As Christians working in Hollywood, it’s easy to get defensive. There are so many stories about the dark side of the film industry that it can often feel like we’re asked to justify being here at all. The question comes as, “How can you stand the vice and the scandal?” and at certain times, admittedly, we can’t. But there are other times, such as the days we were recently able to spend at the Windrider Forum at the Sundance Film Festival, that remind us: the power of storytelling is real, and a great film can truly convince you of the good in humanity.
The Windrider Forum is a weeklong event that brings together over 500 seminary students, teachers and community leaders to join together in sophisticated discussion of Sundance films through a specifically Christian lens. It includes screenings as well as Q&A’s with the filmmakers, and this year LightWorkers was proud to participate as a sponsor and present the award for Best Inspirational Short Film. The film that we chose was a 12 minute documentary called Beneath the Ink, from filmmaker Cy Dodson, and it perfectly encapsulated one of our guiding principles here at LightWorkers: that no matter the darkness, good can never truly be extinguished.
Beneath the Ink tells the story of Billy Joe White, a tattoo artist in Zanesville, Ohio who offers to cover up swastikas, Klan imagery and other hateful tattoos for free. By finding a way to use his talents to shape the world around him for the better, Billy is also able to heal some of the emotional wounds in his own heart. You can see for yourself by watching the entire short film below. What struck us most profoundly was how the film captures the most important ability that we have: the ability to change. Every day our newsfeeds are so filled with stories of hate and division that it becomes easy to assume that these divisions are permanent. That it’s just how things are. But Beneath the Ink proves that this isn’t the case. Billy, and by extension the film itself, does not judge or condemn the people who at one time held these hateful views; but instead celebrates that they retained the capacity to grow out of them. Even so deep in the darkness of hate, they still weren’t completely out of reach of the light.
After the screening to the Windrider audience we were fortunate enough to sit down with the filmmaker Cy for an interview and introduce him to Phil Allen, an African American pastor at Own Your Faith Ministries near Santa Clarita, CA. Phil had been in the audience during the screening and been profoundly moved by the healing of racial divisions portrayed in the film when John, one of the subjects of the film, comes into Billy’s shop hoping to cover the tattoo of a cross-burning on his back. John recounts the spiral of depression that followed his father’s suicide and led him to a life full of hate before he was able to recognize the damage it was doing to himself and others. John, a white man, actually got to the point of adopting a young black child with his now ex-wife and the rekindling of love and compassion evident in this changed man brought Phil to tears.
This was one of many moments during Windrider and Sundance that renewed our faith in the power of film, and over the coming weeks we will be releasing footage of these highlights to show why we are more passionate than ever about the work we get to do. Using our platform to spread positive, uplifting stories isn’t about the thrill of seeing our names pop up in the credits of a well-received video, it’s about engaging with the world from a place of inspiration.
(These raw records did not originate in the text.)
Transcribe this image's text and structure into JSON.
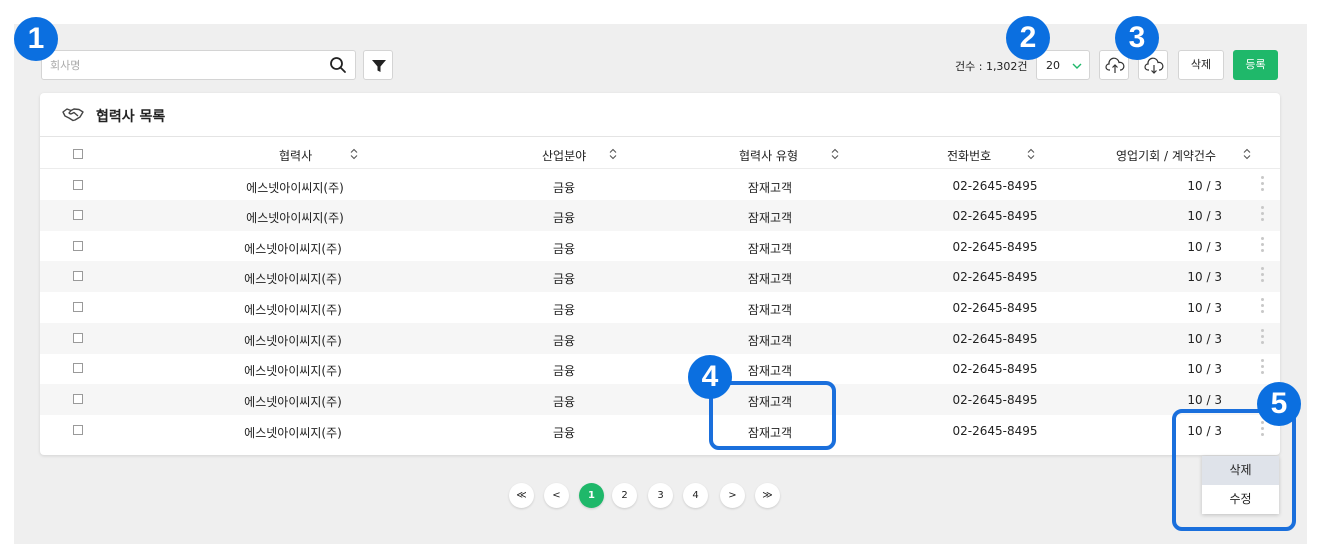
{
  "toolbar": {
    "search_placeholder": "회사명",
    "count_label": "건수 : 1,302건",
    "page_size": "20",
    "delete_label": "삭제",
    "register_label": "등록"
  },
  "card": {
    "title": "협력사 목록"
  },
  "table": {
    "headers": [
      "협력사",
      "산업분야",
      "협력사 유형",
      "전화번호",
      "영업기회 / 계약건수"
    ],
    "rows": [
      {
        "partner": "에스넷아이씨지(주)",
        "industry": "금융",
        "type": "잠재고객",
        "phone": "02-2645-8495",
        "deals": "10 / 3"
      },
      {
        "partner": "에스넷아이씨지(주)",
        "industry": "금융",
        "type": "잠재고객",
        "phone": "02-2645-8495",
        "deals": "10 / 3"
      },
      {
        "partner": "에스넷아이씨지(주)",
        "industry": "금융",
        "type": "잠재고객",
        "phone": "02-2645-8495",
        "deals": "10 / 3"
      },
      {
        "partner": "에스넷아이씨지(주)",
        "industry": "금융",
        "type": "잠재고객",
        "phone": "02-2645-8495",
        "deals": "10 / 3"
      },
      {
        "partner": "에스넷아이씨지(주)",
        "industry": "금융",
        "type": "잠재고객",
        "phone": "02-2645-8495",
        "deals": "10 / 3"
      },
      {
        "partner": "에스넷아이씨지(주)",
        "industry": "금융",
        "type": "잠재고객",
        "phone": "02-2645-8495",
        "deals": "10 / 3"
      },
      {
        "partner": "에스넷아이씨지(주)",
        "industry": "금융",
        "type": "잠재고객",
        "phone": "02-2645-8495",
        "deals": "10 / 3"
      },
      {
        "partner": "에스넷아이씨지(주)",
        "industry": "금융",
        "type": "잠재고객",
        "phone": "02-2645-8495",
        "deals": "10 / 3"
      },
      {
        "partner": "에스넷아이씨지(주)",
        "industry": "금융",
        "type": "잠재고객",
        "phone": "02-2645-8495",
        "deals": "10 / 3"
      }
    ]
  },
  "pagination": {
    "first": "≪",
    "prev": "<",
    "pages": [
      "1",
      "2",
      "3",
      "4"
    ],
    "active_page": "1",
    "next": ">",
    "last": "≫"
  },
  "row_menu": {
    "delete_label": "삭제",
    "edit_label": "수정"
  },
  "callouts": [
    "1",
    "2",
    "3",
    "4",
    "5"
  ],
  "colors": {
    "accent": "#1fb86a",
    "callout": "#0b6fe0"
  }
}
It’s about sharing examples that prove being a Lightworker isn’t just happy slogans or simple ideas about positivity, but about showing how those ideas can translate into real life.